- 2008, Speaker at the 3rd Invest in ME International ME Conference on Case Studies of Diagnosis and Treatments for ME/CFS - (Video)
Notable studies[edit | edit source]
- 2018, A Molecular Neurobiological Approach to Understanding the Aetiology of Chronic Fatigue Syndrome (Myalgic Encephalomyelitis or Systemic Exertion Intolerance Disease) with Treatment Implications - (Full text)
Contact[edit | edit source]
- Phone: +44 1442 261 333
- Email: firstname.lastname@example.org
- Address: Breakspear Medical, Hertfordshire House, Wood Lane, Paradise Industrial Estate, Hemel Hempstead HP2 4FD United Kingdom (Coordinates: )
Learn more[edit | edit source]
See also[edit | edit source]
References[edit | edit source]
- Monro, Jean A.; Puri, Basant K. (Sep 1, 2018). "A Molecular Neurobiological Approach to Understanding the Aetiology of Chronic Fatigue Syndrome (Myalgic Encephalomyelitis or Systemic Exertion Intolerance Disease) with Treatment Implications". Molecular Neurobiology. 55 (9): 7377–7388. doi:10.1007/s12035-018-0928-9. ISSN 1559-1182. PMID 29411266.
myalgic encephalomyelitis (ME) - A disease often marked by neurological symptoms, but fatigue is sometimes a symptom as well.
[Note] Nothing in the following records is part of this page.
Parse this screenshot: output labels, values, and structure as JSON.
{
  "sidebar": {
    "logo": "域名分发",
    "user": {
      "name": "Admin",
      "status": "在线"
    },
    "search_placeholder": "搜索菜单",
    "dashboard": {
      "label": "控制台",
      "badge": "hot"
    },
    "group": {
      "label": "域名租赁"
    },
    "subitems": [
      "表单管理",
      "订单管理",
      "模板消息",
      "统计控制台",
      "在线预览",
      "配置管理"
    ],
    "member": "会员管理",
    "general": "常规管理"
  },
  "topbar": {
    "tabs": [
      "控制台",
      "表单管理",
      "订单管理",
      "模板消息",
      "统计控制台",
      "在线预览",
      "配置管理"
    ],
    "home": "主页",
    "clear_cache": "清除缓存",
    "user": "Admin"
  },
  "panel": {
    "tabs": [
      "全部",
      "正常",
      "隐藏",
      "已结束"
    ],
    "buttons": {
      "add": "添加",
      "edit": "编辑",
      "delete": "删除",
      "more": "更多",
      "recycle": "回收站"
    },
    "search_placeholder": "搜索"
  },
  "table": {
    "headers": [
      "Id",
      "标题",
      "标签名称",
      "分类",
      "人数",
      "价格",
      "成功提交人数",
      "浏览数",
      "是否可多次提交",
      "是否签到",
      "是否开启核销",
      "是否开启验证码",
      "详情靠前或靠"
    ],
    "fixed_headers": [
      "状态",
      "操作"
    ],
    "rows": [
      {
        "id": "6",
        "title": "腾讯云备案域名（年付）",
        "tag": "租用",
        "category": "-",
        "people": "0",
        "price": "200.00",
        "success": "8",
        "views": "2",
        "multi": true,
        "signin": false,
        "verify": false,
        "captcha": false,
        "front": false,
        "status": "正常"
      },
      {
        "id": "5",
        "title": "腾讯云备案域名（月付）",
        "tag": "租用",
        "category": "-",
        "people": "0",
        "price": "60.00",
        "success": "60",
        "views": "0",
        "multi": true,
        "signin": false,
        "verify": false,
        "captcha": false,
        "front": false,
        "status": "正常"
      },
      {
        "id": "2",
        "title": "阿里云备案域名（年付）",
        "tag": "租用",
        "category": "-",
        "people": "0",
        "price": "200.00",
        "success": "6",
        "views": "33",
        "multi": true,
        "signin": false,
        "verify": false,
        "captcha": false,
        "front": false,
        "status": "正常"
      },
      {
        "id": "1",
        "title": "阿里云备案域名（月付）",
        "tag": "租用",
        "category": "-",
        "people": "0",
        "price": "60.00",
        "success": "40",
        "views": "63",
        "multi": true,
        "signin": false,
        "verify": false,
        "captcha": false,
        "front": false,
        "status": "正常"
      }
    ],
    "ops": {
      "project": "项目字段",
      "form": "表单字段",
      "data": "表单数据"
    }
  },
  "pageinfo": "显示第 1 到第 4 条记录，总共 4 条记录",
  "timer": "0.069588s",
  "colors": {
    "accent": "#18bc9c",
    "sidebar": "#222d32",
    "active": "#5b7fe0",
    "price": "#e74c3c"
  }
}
Some diagnostic criteria distinguish it from chronic fatigue syndrome, while other diagnostic criteria consider it to be a synonym for chronic fatigue syndrome. A defining characteristic of ME is post-exertional malaise (PEM), or post-exertional neuroimmune exhaustion (PENE), which is a notable exacerbation of symptoms brought on by small exertions. PEM can last for days or weeks. Symptoms can include cognitive impairments, muscle pain (myalgia), trouble remaining upright (orthostatic intolerance), sleep abnormalities, and gastro-intestinal impairments, among others. An estimated 25% of those suffering from ME are housebound or bedbound. The World Health Organization (WHO) classifies ME as a neurological disease.
systemic exertion intolerance disease (SEID) - A term for ME/CFS that aims to avoid the stigma associated with the term "chronic fatigue syndrome", while emphasizing the defining characteristic of post-exertional malaise (PEM). SEID was defined as part of the diagnostic criteria put together by the Institute of Medicine (IOM) report of 10 February 2015.